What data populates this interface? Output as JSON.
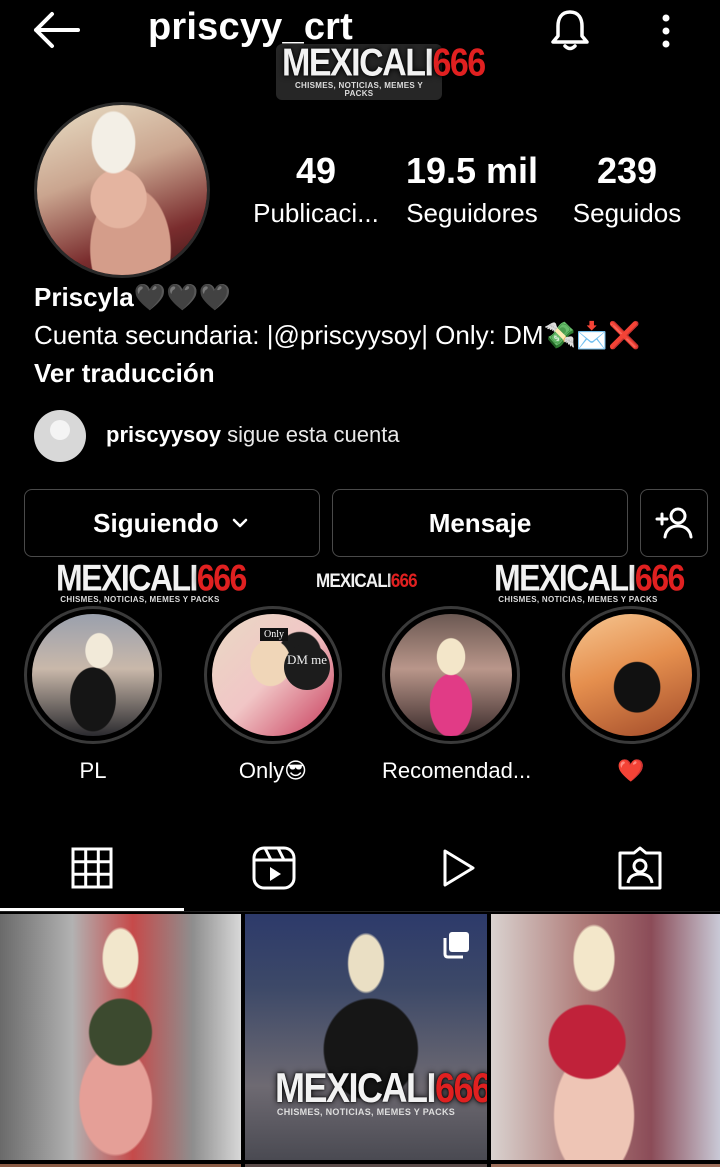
{
  "header": {
    "username": "priscyy_crt"
  },
  "watermark": {
    "brand_text": "MEXICALI",
    "brand_number": "666",
    "tagline": "CHISMES, NOTICIAS, MEMES Y PACKS"
  },
  "stats": [
    {
      "value": "49",
      "label": "Publicaci..."
    },
    {
      "value": "19.5 mil",
      "label": "Seguidores"
    },
    {
      "value": "239",
      "label": "Seguidos"
    }
  ],
  "bio": {
    "name": "Priscyla",
    "name_emojis": "🖤🖤🖤",
    "line": "Cuenta secundaria: |@priscyysoy| Only:  DM",
    "line_emojis": "💸📩❌",
    "translate": "Ver traducción"
  },
  "followed_by": {
    "user": "priscyysoy",
    "text": " sigue esta cuenta"
  },
  "buttons": {
    "following": "Siguiendo",
    "message": "Mensaje"
  },
  "highlights": [
    {
      "label": "PL"
    },
    {
      "label": "Only😎",
      "badge_top": "Only",
      "badge_circle": "DM me"
    },
    {
      "label": "Recomendad..."
    },
    {
      "label": "❤️"
    }
  ],
  "tabs": [
    {
      "name": "posts",
      "icon": "grid-icon",
      "active": true
    },
    {
      "name": "reels",
      "icon": "reels-icon",
      "active": false
    },
    {
      "name": "videos",
      "icon": "play-icon",
      "active": false
    },
    {
      "name": "tagged",
      "icon": "tagged-person-icon",
      "active": false
    }
  ],
  "colors": {
    "background": "#000000",
    "text": "#ffffff",
    "border": "#4a4a4a",
    "watermark_red": "#e02020"
  }
}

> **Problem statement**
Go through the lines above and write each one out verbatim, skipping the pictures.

> **Written answer**
What data populates this interface? Output as JSON.
{
  "header": {
    "username": "priscyy_crt"
  },
  "watermark": {
    "brand_text": "MEXICALI",
    "brand_number": "666",
    "tagline": "CHISMES, NOTICIAS, MEMES Y PACKS"
  },
  "stats": [
    {
      "value": "49",
      "label": "Publicaci..."
    },
    {
      "value": "19.5 mil",
      "label": "Seguidores"
    },
    {
      "value": "239",
      "label": "Seguidos"
    }
  ],
  "bio": {
    "name": "Priscyla",
    "name_emojis": "🖤🖤🖤",
    "line": "Cuenta secundaria: |@priscyysoy| Only:  DM",
    "line_emojis": "💸📩❌",
    "translate": "Ver traducción"
  },
  "followed_by": {
    "user": "priscyysoy",
    "text": " sigue esta cuenta"
  },
  "buttons": {
    "following": "Siguiendo",
    "message": "Mensaje"
  },
  "highlights": [
    {
      "label": "PL"
    },
    {
      "label": "Only😎",
      "badge_top": "Only",
      "badge_circle": "DM me"
    },
    {
      "label": "Recomendad..."
    },
    {
      "label": "❤️"
    }
  ],
  "tabs": [
    {
      "name": "posts",
      "icon": "grid-icon",
      "active": true
    },
    {
      "name": "reels",
      "icon": "reels-icon",
      "active": false
    },
    {
      "name": "videos",
      "icon": "play-icon",
      "active": false
    },
    {
      "name": "tagged",
      "icon": "tagged-person-icon",
      "active": false
    }
  ],
  "colors": {
    "background": "#000000",
    "text": "#ffffff",
    "border": "#4a4a4a",
    "watermark_red": "#e02020"
  }
}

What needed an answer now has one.